▶ [Task details]: Go through the listing and copy each line with the string "referenced".

+ + + + +

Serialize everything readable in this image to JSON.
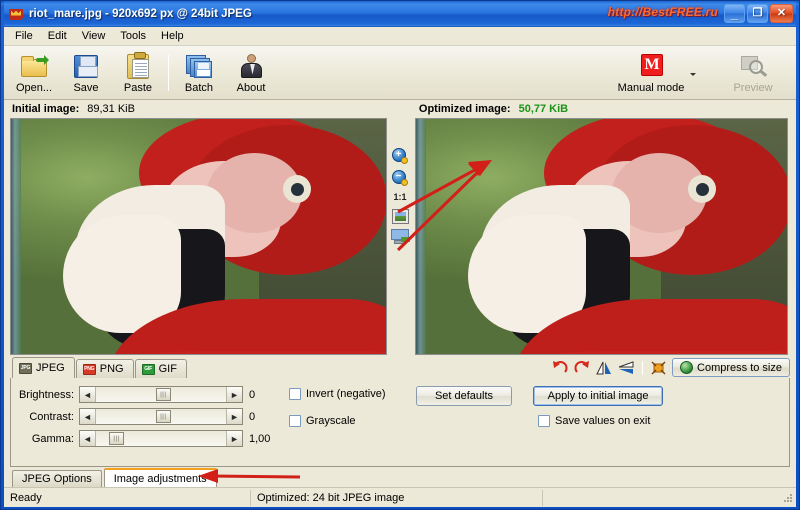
{
  "window": {
    "title": "riot_mare.jpg - 920x692 px @ 24bit JPEG",
    "watermark": "http://BestFREE.ru",
    "minimize": "_",
    "maximize": "❐",
    "close": "✕"
  },
  "menu": {
    "items": [
      "File",
      "Edit",
      "View",
      "Tools",
      "Help"
    ]
  },
  "toolbar": {
    "buttons": [
      {
        "label": "Open...",
        "icon": "open-folder-icon"
      },
      {
        "label": "Save",
        "icon": "floppy-disk-icon"
      },
      {
        "label": "Paste",
        "icon": "clipboard-icon"
      },
      {
        "label": "Batch",
        "icon": "batch-images-icon"
      },
      {
        "label": "About",
        "icon": "person-icon"
      }
    ],
    "mode": {
      "label": "Manual mode",
      "icon": "manual-mode-m-icon"
    },
    "preview": {
      "label": "Preview",
      "icon": "magnifier-icon",
      "disabled": true
    }
  },
  "panes": {
    "left": {
      "label": "Initial image:",
      "value": "89,31 KiB"
    },
    "right": {
      "label": "Optimized image:",
      "value": "50,77 KiB",
      "value_color": "#1a9418"
    }
  },
  "center_tools": {
    "zoom_in": "+",
    "zoom_out": "−",
    "actual_size": "1:1",
    "fit_image": "fit-image-icon",
    "fit_window": "fit-window-icon"
  },
  "format_tabs": [
    {
      "label": "JPEG",
      "icon": "jpeg-icon",
      "badge": "JPG",
      "active": true
    },
    {
      "label": "PNG",
      "icon": "png-icon",
      "badge": "PNG",
      "active": false
    },
    {
      "label": "GIF",
      "icon": "gif-icon",
      "badge": "GIF",
      "active": false
    }
  ],
  "image_actions": {
    "rotate_left": "rotate-left-icon",
    "rotate_right": "rotate-right-icon",
    "flip_horizontal": "flip-horizontal-icon",
    "flip_vertical": "flip-vertical-icon",
    "resize": "resize-icon",
    "compress_label": "Compress to size"
  },
  "adjustments": {
    "sliders": [
      {
        "name": "Brightness:",
        "value": "0",
        "thumb_pct": 50
      },
      {
        "name": "Contrast:",
        "value": "0",
        "thumb_pct": 50
      },
      {
        "name": "Gamma:",
        "value": "1,00",
        "thumb_pct": 12
      }
    ],
    "checkboxes": [
      {
        "label": "Invert (negative)",
        "checked": false
      },
      {
        "label": "Grayscale",
        "checked": false
      }
    ],
    "set_defaults": "Set defaults",
    "apply": "Apply to initial image",
    "save_on_exit": {
      "label": "Save values on exit",
      "checked": false
    }
  },
  "bottom_tabs": [
    {
      "label": "JPEG Options",
      "active": false
    },
    {
      "label": "Image adjustments",
      "active": true
    }
  ],
  "status": {
    "left": "Ready",
    "middle": "Optimized: 24 bit JPEG image",
    "right": ""
  },
  "colors": {
    "accent_blue": "#1a62d6",
    "green_value": "#1a9418",
    "annotation_red": "#d22018",
    "active_tab_orange": "#f3a01a",
    "face_bg": "#ece9d8"
  }
}
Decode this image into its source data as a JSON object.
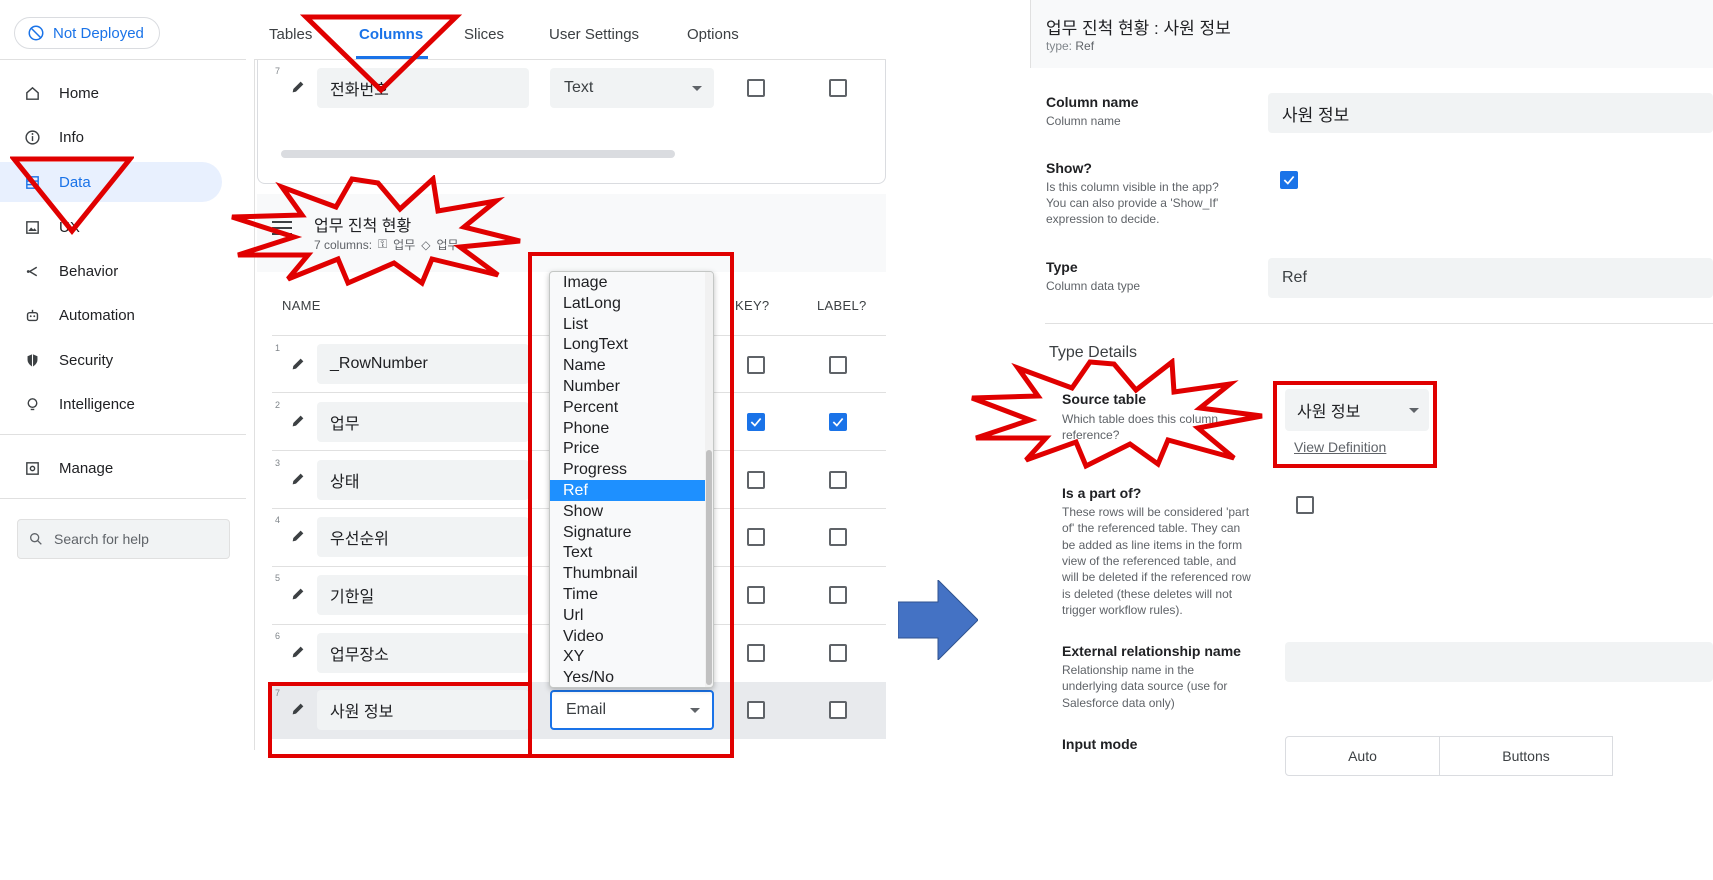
{
  "sidebar": {
    "deploy_status": "Not Deployed",
    "items": [
      {
        "label": "Home",
        "icon": "home-icon"
      },
      {
        "label": "Info",
        "icon": "info-icon"
      },
      {
        "label": "Data",
        "icon": "data-icon",
        "active": true
      },
      {
        "label": "UX",
        "icon": "image-icon"
      },
      {
        "label": "Behavior",
        "icon": "behavior-icon"
      },
      {
        "label": "Automation",
        "icon": "robot-icon"
      },
      {
        "label": "Security",
        "icon": "shield-icon"
      },
      {
        "label": "Intelligence",
        "icon": "lightbulb-icon"
      },
      {
        "label": "Manage",
        "icon": "manage-icon"
      }
    ],
    "help_placeholder": "Search for help"
  },
  "tabs": [
    {
      "label": "Tables"
    },
    {
      "label": "Columns",
      "active": true
    },
    {
      "label": "Slices"
    },
    {
      "label": "User Settings"
    },
    {
      "label": "Options"
    }
  ],
  "top_card": {
    "row_num": "7",
    "name": "전화번호",
    "type": "Text"
  },
  "table_section": {
    "title": "업무 진척 현황",
    "columns_count": "7 columns:",
    "key_col": "업무",
    "label_col": "업무"
  },
  "headers": {
    "name": "NAME",
    "key": "KEY?",
    "label": "LABEL?"
  },
  "rows": [
    {
      "num": "1",
      "name": "_RowNumber",
      "key": false,
      "label": false
    },
    {
      "num": "2",
      "name": "업무",
      "key": true,
      "label": true
    },
    {
      "num": "3",
      "name": "상태",
      "key": false,
      "label": false
    },
    {
      "num": "4",
      "name": "우선순위",
      "key": false,
      "label": false
    },
    {
      "num": "5",
      "name": "기한일",
      "key": false,
      "label": false
    },
    {
      "num": "6",
      "name": "업무장소",
      "key": false,
      "label": false
    },
    {
      "num": "7",
      "name": "사원 정보",
      "type": "Email",
      "key": false,
      "label": false
    }
  ],
  "type_dropdown": {
    "options": [
      "Image",
      "LatLong",
      "List",
      "LongText",
      "Name",
      "Number",
      "Percent",
      "Phone",
      "Price",
      "Progress",
      "Ref",
      "Show",
      "Signature",
      "Text",
      "Thumbnail",
      "Time",
      "Url",
      "Video",
      "XY",
      "Yes/No"
    ],
    "selected": "Ref"
  },
  "detail": {
    "title": "업무 진척 현황 : 사원 정보",
    "type_label": "type:",
    "type_value": "Ref",
    "column_name_label": "Column name",
    "column_name_desc": "Column name",
    "column_name_value": "사원 정보",
    "show_label": "Show?",
    "show_desc_1": "Is this column visible in the app?",
    "show_desc_2": "You can also provide a 'Show_If'",
    "show_desc_3": "expression to decide.",
    "type_field_label": "Type",
    "type_field_desc": "Column data type",
    "type_field_value": "Ref",
    "type_details": "Type Details",
    "source_table_label": "Source table",
    "source_table_desc_1": "Which table does this column",
    "source_table_desc_2": "reference?",
    "source_table_value": "사원 정보",
    "view_definition": "View Definition",
    "part_of_label": "Is a part of?",
    "part_of_desc": [
      "These rows will be considered 'part",
      "of' the referenced table. They can",
      "be added as line items in the form",
      "view of the referenced table, and",
      "will be deleted if the referenced row",
      "is deleted (these deletes will not",
      "trigger workflow rules)."
    ],
    "ext_rel_label": "External relationship name",
    "ext_rel_desc": [
      "Relationship name in the",
      "underlying data source (use for",
      "Salesforce data only)"
    ],
    "input_mode_label": "Input mode",
    "input_mode_auto": "Auto",
    "input_mode_buttons": "Buttons"
  },
  "colors": {
    "accent": "#1a73e8",
    "annotation_red": "#e00000",
    "arrow_blue": "#4472c4",
    "dropdown_selected": "#1e90ff"
  }
}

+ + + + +

▶ [Exercise response]:
      "of' the referenced table. They can",
      "view of the referenced table, and",
      "will be deleted if the referenced row",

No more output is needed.